“Between these two conceptions of individualist life, the diverse anarchist individualist temperaments range themselves.” For the comrades whose opinions I have just transcribed, any sketch of “future humanity”, any hypothesis of an individualist milieu, is a work of imagination, pure literary fantasy. They maintain that, for the mentality, the general will, really to transform itself, it would be necessary that “the species on the road to degeneration, the ‘directed categories’, deliver the earth of their presence: and that is not likely.” It was only justice to make known this point of view that no individualist forgets, even when he speaks of becoming social.
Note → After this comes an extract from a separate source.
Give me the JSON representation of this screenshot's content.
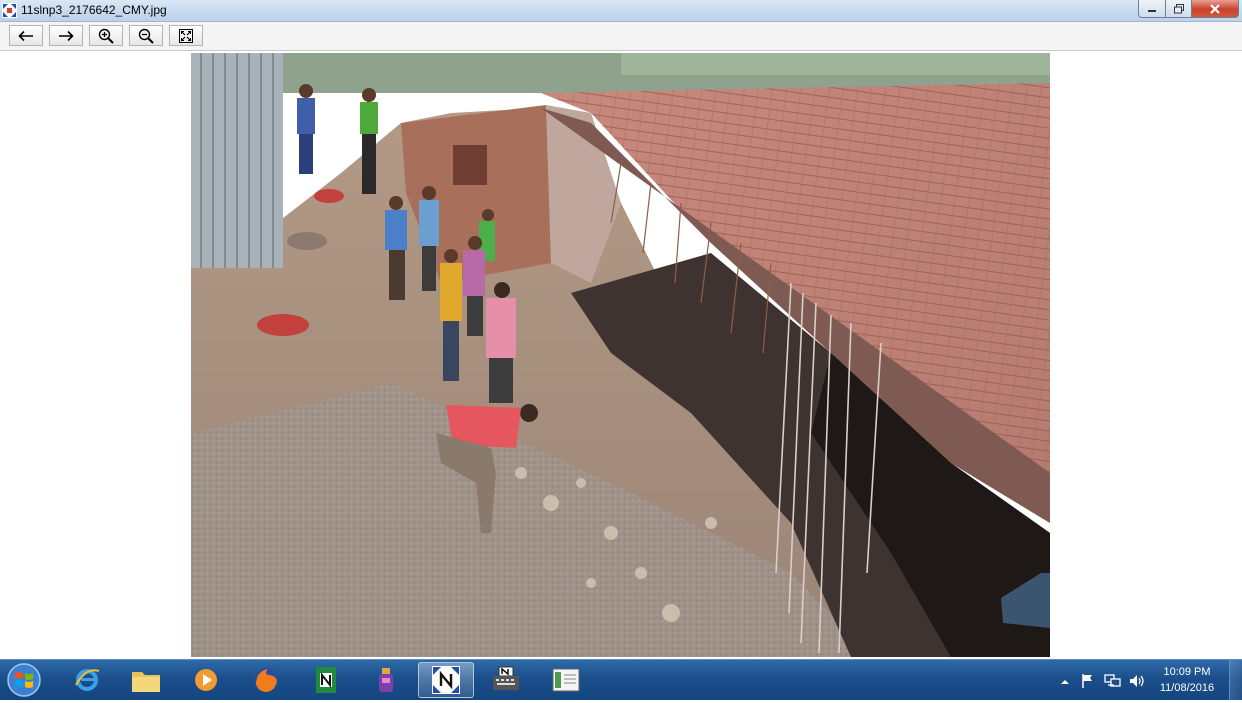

For having depicted in broad strokes a tableau of “the new humanity” to which we would like to evolve, we cannot be taxed with being “future-society-ists”. The anarchist individualist is not a future society-ist; a presentist, he could not, without bad reasoning and illogic, think of sacrificing his being, or his having, to the coming of a state of things he will not immediately enjoy. Individualist thought admits no equivocation on this point. It is amid the old humanity, the humanity of dominators and dictators of all kinds, that the “new humanity” appears, takes shape, becomes. Individualists are permanent and personal revolutionaries, they try to practice, in themselves, in their circle, in their relations with their comrades of ideas, their particular concepts of individual and group life. Every time one of the characteristics of the “new humanity” implants itself in the mores, every time one or more human beings, at their risk and peril, anticipate them by word or action, “the new humanity is realized.” In the domain of art, letters, science, ethics, personal conduct, even in the economic sphere, one finds individuals who think and act contrary to the customs, usages, routines, prejudices and conventions of the “old society”, and attempt to break them down. In their kind of activity, they too represent the new humanity. Already the individualists take part in it, by their way of behaving towards the old world, because they reveal in each of their actions their intention, their win, their hope of seeing the individual free himself from the constraint of the herd, the mentality of the mass.
Can one hope that after many a flux and reflux, many a sad attempt, humanity will some day come to conscientious practice of reciprocity, to the anti-authoritarian, individualist — anarchist individualist — solution, the solution of equal liberty?
Can one anticipate that, more enlightened, more educated, better informed, the inhabitants of our planet will at last come to understand that neither coercion, nor domination of the majority, the elite, the dictatorship of an autocrat, class or caste, are capable of assuring happiness — that is, of reducing avoidable suffering? It is the secret of the future. But, optimistic or pessimistic in this respect, the anarchist individualist will not the less continue to denounce the prejudice which gives statist authority its force: the superstition of necessary government, and to live as though the prejudice and this superstition did not exist.
 from “Mauricius”, E. Armand, Son Vie, Son Ouevre, La Ruche Ouvrier 1964, taken from the French Individualist Anarchist website.